The bodyshop and paintshop in BMW’s plant in Spartanburg, US, have long been dominated by cage-bound industrial robots that take on monotonous, dangerous or high-precision tasks such as welding and heavy lifting.
 But robots were more scarce on the final assembly line, as workers need to perform intricate tasks in the vehicle interior without the risk of being clobbered by a heavy robot arm.
 Now BMW is bringing robots out from behind their cages to work side-by-side with workers on the assembly line. Lightweight “collaborative” robots manufactured by Denmark’s Universal Robots help to fit doors with sound and moisture insulation, a task that previously required workers to use a manual roller that risked straining older workers’ wrists.
 “Being able to reliably put a robot outside the “safety cage” and have it work with a human is a massive change for industry, and means you can have a strong precise robot help a weak dexterous human,” says Rich Walker of Shadow Robots, a UK robotics research company.

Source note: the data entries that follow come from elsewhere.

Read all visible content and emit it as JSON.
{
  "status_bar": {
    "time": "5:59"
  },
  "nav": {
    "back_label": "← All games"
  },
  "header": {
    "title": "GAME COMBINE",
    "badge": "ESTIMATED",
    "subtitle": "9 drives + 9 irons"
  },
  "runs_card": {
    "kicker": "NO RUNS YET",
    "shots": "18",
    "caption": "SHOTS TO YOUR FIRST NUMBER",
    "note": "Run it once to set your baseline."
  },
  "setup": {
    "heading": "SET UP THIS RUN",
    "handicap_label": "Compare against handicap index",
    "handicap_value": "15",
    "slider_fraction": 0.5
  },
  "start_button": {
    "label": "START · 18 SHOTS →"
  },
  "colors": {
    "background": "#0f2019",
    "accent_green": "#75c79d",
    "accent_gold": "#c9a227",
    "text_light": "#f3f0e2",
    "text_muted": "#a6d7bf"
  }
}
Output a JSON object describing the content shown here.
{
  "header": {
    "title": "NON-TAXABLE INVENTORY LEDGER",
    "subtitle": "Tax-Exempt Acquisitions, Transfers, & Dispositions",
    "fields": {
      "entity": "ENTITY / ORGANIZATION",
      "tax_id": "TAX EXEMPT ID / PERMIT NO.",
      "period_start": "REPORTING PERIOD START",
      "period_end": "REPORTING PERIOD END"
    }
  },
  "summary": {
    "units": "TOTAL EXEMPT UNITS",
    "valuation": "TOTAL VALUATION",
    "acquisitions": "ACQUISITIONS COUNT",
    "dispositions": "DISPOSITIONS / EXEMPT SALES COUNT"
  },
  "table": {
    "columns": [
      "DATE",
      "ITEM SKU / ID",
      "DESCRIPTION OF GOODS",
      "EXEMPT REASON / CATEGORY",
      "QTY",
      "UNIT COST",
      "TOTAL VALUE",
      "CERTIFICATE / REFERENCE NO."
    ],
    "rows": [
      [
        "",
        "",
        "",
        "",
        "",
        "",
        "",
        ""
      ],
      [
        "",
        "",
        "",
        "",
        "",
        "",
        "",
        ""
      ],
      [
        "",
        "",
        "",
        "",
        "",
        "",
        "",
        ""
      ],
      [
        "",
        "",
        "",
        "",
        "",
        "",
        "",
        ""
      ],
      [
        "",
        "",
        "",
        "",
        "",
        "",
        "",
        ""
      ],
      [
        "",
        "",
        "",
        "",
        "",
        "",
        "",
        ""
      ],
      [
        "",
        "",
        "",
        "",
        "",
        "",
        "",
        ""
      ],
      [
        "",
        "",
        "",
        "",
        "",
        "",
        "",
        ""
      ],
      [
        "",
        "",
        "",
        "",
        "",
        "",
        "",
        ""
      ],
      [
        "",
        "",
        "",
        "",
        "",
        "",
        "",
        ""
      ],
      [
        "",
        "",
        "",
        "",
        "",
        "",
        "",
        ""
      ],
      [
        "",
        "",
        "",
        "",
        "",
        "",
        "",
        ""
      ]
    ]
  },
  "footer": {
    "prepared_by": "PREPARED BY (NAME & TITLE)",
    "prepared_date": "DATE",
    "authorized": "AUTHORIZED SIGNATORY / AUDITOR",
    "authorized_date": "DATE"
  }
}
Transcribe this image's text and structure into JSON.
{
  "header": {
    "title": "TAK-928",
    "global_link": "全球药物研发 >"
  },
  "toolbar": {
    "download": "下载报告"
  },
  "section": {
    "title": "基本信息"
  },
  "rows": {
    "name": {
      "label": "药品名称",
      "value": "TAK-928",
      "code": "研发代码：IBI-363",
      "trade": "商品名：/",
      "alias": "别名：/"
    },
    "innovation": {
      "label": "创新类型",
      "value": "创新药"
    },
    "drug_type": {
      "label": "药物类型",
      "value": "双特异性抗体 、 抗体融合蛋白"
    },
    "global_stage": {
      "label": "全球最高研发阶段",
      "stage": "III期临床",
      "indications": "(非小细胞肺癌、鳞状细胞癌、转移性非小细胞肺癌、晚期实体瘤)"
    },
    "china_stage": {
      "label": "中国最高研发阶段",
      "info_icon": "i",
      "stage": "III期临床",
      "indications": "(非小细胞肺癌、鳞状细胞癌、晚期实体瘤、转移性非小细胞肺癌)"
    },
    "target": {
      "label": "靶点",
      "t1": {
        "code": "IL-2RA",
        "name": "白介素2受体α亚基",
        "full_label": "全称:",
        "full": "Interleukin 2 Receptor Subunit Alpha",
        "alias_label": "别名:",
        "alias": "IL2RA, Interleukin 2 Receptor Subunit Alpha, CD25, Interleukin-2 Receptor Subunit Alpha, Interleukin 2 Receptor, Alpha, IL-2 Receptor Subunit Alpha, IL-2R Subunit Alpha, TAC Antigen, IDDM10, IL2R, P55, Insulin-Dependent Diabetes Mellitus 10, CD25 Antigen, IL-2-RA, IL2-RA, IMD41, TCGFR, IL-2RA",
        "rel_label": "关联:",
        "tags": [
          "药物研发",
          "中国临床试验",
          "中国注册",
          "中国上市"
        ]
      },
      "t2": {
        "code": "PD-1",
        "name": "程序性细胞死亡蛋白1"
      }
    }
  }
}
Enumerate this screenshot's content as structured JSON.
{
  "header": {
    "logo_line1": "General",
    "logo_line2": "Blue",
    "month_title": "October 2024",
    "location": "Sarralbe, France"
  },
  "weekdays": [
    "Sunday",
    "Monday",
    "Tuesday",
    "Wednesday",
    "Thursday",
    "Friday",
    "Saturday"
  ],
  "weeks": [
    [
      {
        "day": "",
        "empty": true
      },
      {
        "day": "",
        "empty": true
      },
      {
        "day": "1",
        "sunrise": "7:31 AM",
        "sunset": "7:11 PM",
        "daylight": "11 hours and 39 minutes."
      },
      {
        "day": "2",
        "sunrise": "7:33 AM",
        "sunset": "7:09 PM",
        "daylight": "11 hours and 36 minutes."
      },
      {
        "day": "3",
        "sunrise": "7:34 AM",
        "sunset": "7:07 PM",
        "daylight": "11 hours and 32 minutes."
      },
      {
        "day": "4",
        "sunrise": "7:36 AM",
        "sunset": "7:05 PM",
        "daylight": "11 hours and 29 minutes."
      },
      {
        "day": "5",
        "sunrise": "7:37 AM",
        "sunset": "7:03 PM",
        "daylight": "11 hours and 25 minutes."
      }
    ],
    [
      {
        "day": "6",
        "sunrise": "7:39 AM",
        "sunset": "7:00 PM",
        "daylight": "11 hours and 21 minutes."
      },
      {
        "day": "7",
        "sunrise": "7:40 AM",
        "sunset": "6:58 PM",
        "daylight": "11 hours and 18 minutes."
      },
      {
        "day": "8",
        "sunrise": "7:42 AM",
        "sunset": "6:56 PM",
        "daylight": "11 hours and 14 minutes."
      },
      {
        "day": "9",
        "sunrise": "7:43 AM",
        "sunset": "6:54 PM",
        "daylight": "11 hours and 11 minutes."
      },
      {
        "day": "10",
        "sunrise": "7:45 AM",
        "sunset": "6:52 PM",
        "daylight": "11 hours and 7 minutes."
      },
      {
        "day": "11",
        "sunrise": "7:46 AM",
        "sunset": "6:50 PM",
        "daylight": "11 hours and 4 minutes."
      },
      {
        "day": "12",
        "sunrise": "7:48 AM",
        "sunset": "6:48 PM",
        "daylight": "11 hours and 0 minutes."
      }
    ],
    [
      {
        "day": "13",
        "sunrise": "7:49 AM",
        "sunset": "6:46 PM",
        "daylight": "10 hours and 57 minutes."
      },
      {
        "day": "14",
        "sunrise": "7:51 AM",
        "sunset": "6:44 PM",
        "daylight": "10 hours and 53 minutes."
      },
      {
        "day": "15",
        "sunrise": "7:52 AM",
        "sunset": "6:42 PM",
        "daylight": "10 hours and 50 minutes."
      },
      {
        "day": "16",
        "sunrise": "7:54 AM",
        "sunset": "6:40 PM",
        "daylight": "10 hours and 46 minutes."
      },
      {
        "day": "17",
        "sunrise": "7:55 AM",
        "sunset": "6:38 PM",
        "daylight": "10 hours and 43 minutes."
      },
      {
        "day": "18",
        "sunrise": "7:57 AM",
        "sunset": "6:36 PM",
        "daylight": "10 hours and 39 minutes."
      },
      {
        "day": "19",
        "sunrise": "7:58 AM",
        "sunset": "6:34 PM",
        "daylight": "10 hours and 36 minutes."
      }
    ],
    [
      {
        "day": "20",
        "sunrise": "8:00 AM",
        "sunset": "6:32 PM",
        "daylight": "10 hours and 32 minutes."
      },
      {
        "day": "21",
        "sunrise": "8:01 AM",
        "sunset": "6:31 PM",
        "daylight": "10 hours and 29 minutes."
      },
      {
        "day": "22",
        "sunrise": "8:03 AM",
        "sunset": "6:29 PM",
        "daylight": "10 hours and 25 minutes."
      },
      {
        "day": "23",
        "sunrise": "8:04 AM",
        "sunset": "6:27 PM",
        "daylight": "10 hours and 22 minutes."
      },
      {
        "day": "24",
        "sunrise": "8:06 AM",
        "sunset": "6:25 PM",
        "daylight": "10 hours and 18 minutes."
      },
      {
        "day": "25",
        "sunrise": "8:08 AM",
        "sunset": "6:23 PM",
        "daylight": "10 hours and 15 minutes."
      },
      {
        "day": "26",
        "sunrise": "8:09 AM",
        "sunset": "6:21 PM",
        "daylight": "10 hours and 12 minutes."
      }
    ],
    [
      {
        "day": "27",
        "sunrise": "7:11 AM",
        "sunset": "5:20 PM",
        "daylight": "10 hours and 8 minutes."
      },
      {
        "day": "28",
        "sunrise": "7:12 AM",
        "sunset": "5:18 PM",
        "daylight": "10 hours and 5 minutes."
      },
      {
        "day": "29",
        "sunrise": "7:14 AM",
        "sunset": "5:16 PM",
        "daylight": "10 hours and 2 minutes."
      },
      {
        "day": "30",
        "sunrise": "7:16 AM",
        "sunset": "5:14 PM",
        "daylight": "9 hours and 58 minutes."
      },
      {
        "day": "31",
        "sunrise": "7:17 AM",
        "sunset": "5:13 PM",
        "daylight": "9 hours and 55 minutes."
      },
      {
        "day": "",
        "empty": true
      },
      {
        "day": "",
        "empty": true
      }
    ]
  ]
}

 Human-machine collaboration is just one of several big trends in robotics that are opening up new markets and applications beyond automotive and semiconductor manufacturing, where robots have been a mainstay for decades.
 Advances in sensors, hydraulics, mobility, artificial intelligence, machine vision and big data are making robots more sensitive, flexible, precise and autonomous.
 This means robots can be employed beyond manufacturing to healthcare, the laboratory, logistics, agriculture and even the film industry.